**Data for review:**

************

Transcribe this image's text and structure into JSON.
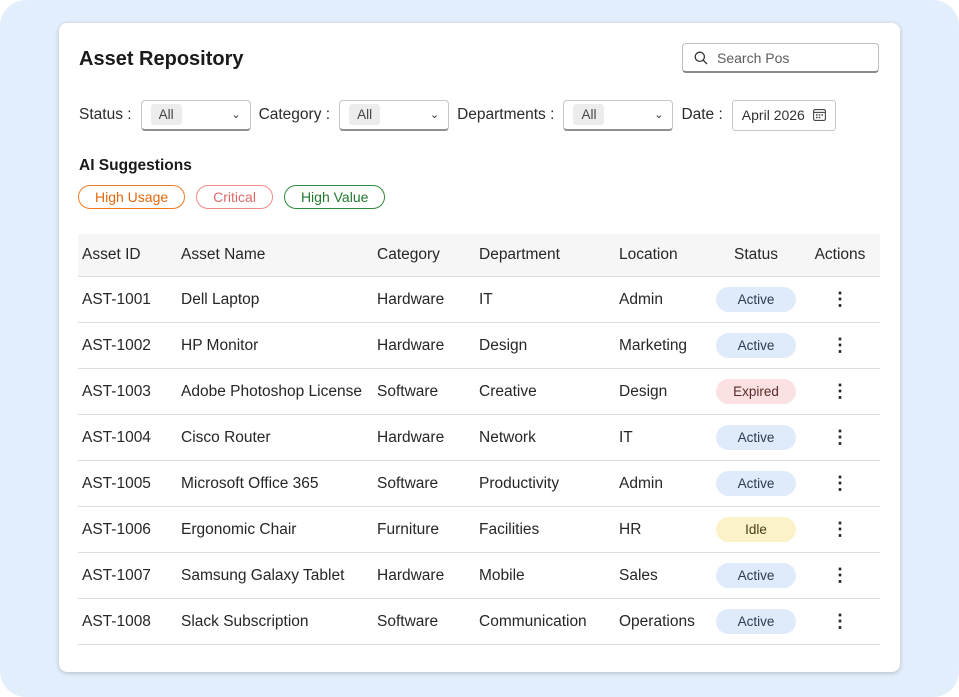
{
  "page": {
    "title": "Asset Repository"
  },
  "search": {
    "placeholder": "Search Pos",
    "icon": "search-icon"
  },
  "filters": {
    "status": {
      "label": "Status :",
      "value": "All"
    },
    "category": {
      "label": "Category :",
      "value": "All"
    },
    "departments": {
      "label": "Departments :",
      "value": "All"
    },
    "date": {
      "label": "Date :",
      "value": "April 2026",
      "icon": "calendar-icon"
    }
  },
  "ai_suggestions": {
    "title": "AI Suggestions",
    "tags": [
      "High Usage",
      "Critical",
      "High Value"
    ],
    "colors": {
      "high_usage": "#f07a21",
      "critical": "#f08a8a",
      "high_value": "#2e8a3c"
    }
  },
  "table": {
    "columns": [
      "Asset ID",
      "Asset Name",
      "Category",
      "Department",
      "Location",
      "Status",
      "Actions"
    ],
    "rows": [
      {
        "id": "AST-1001",
        "name": "Dell Laptop",
        "category": "Hardware",
        "department": "IT",
        "location": "Admin",
        "status": "Active"
      },
      {
        "id": "AST-1002",
        "name": "HP Monitor",
        "category": "Hardware",
        "department": "Design",
        "location": "Marketing",
        "status": "Active"
      },
      {
        "id": "AST-1003",
        "name": "Adobe Photoshop License",
        "category": "Software",
        "department": "Creative",
        "location": "Design",
        "status": "Expired"
      },
      {
        "id": "AST-1004",
        "name": "Cisco Router",
        "category": "Hardware",
        "department": "Network",
        "location": "IT",
        "status": "Active"
      },
      {
        "id": "AST-1005",
        "name": "Microsoft Office 365",
        "category": "Software",
        "department": "Productivity",
        "location": "Admin",
        "status": "Active"
      },
      {
        "id": "AST-1006",
        "name": "Ergonomic Chair",
        "category": "Furniture",
        "department": "Facilities",
        "location": "HR",
        "status": "Idle"
      },
      {
        "id": "AST-1007",
        "name": "Samsung Galaxy Tablet",
        "category": "Hardware",
        "department": "Mobile",
        "location": "Sales",
        "status": "Active"
      },
      {
        "id": "AST-1008",
        "name": "Slack Subscription",
        "category": "Software",
        "department": "Communication",
        "location": "Operations",
        "status": "Active"
      }
    ],
    "status_colors": {
      "Active": "#dfeafa",
      "Expired": "#fbe1e1",
      "Idle": "#fcf2c9"
    },
    "action_icon": "more-vertical-icon"
  }
}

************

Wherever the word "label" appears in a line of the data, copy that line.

      "label": "Status :",
      "label": "Category :",
      "label": "Departments :",
      "label": "Date :",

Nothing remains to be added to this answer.